Action item »
The copy you give must match the listing below exactly and contain no pictures.

Data for review »
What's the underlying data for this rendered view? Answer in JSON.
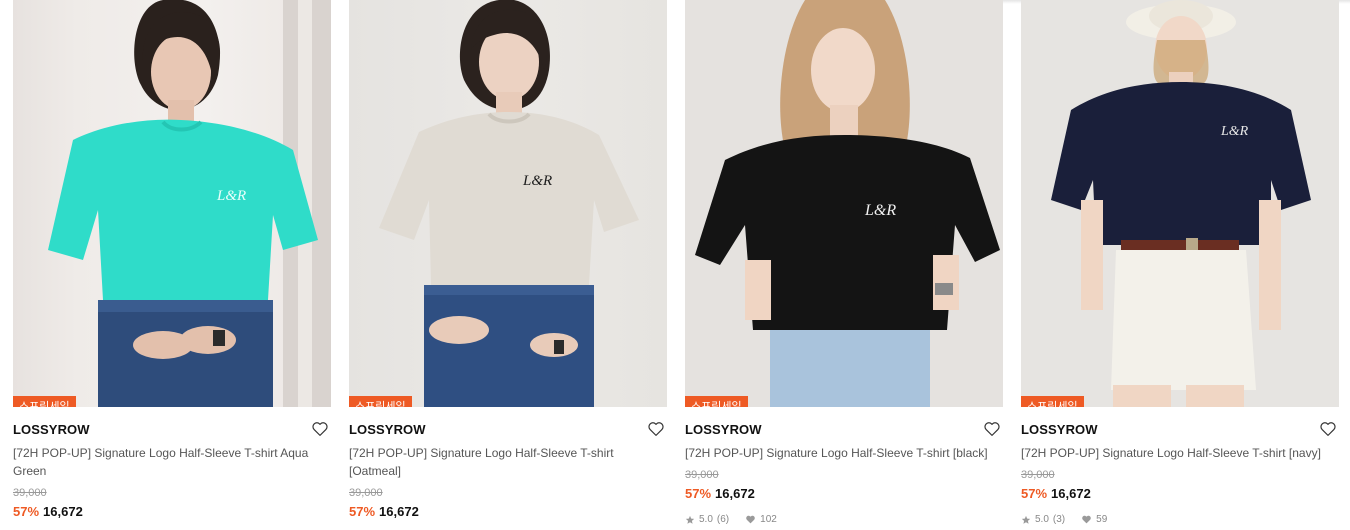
{
  "products": [
    {
      "badge": "스프링세일",
      "brand": "LOSSYROW",
      "title": "[72H POP-UP] Signature Logo Half-Sleeve T-shirt Aqua Green",
      "original_price": "39,000",
      "discount": "57%",
      "price": "16,672",
      "shirt_color": "#2fdcc9",
      "photo_description": "model-aqua-green-tshirt"
    },
    {
      "badge": "스프링세일",
      "brand": "LOSSYROW",
      "title": "[72H POP-UP] Signature Logo Half-Sleeve T-shirt [Oatmeal]",
      "original_price": "39,000",
      "discount": "57%",
      "price": "16,672",
      "shirt_color": "#e0dbd3",
      "photo_description": "model-oatmeal-tshirt"
    },
    {
      "badge": "스프링세일",
      "brand": "LOSSYROW",
      "title": "[72H POP-UP] Signature Logo Half-Sleeve T-shirt [black]",
      "original_price": "39,000",
      "discount": "57%",
      "price": "16,672",
      "rating": "5.0",
      "reviews": "(6)",
      "likes": "102",
      "shirt_color": "#141414",
      "photo_description": "model-black-tshirt"
    },
    {
      "badge": "스프링세일",
      "brand": "LOSSYROW",
      "title": "[72H POP-UP] Signature Logo Half-Sleeve T-shirt [navy]",
      "original_price": "39,000",
      "discount": "57%",
      "price": "16,672",
      "rating": "5.0",
      "reviews": "(3)",
      "likes": "59",
      "shirt_color": "#1a1f3a",
      "photo_description": "model-navy-tshirt"
    }
  ],
  "colors": {
    "accent": "#ee5a24",
    "text": "#111111",
    "muted": "#555555",
    "strike": "#999999"
  },
  "icons": {
    "wishlist": "heart-outline-icon",
    "rating": "star-icon",
    "likes": "heart-filled-icon"
  }
}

Problem solution »
What's the underlying data for this rendered view? Answer in JSON.
{
  "products": [
    {
      "badge": "스프링세일",
      "brand": "LOSSYROW",
      "title": "[72H POP-UP] Signature Logo Half-Sleeve T-shirt Aqua Green",
      "original_price": "39,000",
      "discount": "57%",
      "price": "16,672",
      "shirt_color": "#2fdcc9",
      "photo_description": "model-aqua-green-tshirt"
    },
    {
      "badge": "스프링세일",
      "brand": "LOSSYROW",
      "title": "[72H POP-UP] Signature Logo Half-Sleeve T-shirt [Oatmeal]",
      "original_price": "39,000",
      "discount": "57%",
      "price": "16,672",
      "shirt_color": "#e0dbd3",
      "photo_description": "model-oatmeal-tshirt"
    },
    {
      "badge": "스프링세일",
      "brand": "LOSSYROW",
      "title": "[72H POP-UP] Signature Logo Half-Sleeve T-shirt [black]",
      "original_price": "39,000",
      "discount": "57%",
      "price": "16,672",
      "rating": "5.0",
      "reviews": "(6)",
      "likes": "102",
      "shirt_color": "#141414",
      "photo_description": "model-black-tshirt"
    },
    {
      "badge": "스프링세일",
      "brand": "LOSSYROW",
      "title": "[72H POP-UP] Signature Logo Half-Sleeve T-shirt [navy]",
      "original_price": "39,000",
      "discount": "57%",
      "price": "16,672",
      "rating": "5.0",
      "reviews": "(3)",
      "likes": "59",
      "shirt_color": "#1a1f3a",
      "photo_description": "model-navy-tshirt"
    }
  ],
  "colors": {
    "accent": "#ee5a24",
    "text": "#111111",
    "muted": "#555555",
    "strike": "#999999"
  },
  "icons": {
    "wishlist": "heart-outline-icon",
    "rating": "star-icon",
    "likes": "heart-filled-icon"
  }
}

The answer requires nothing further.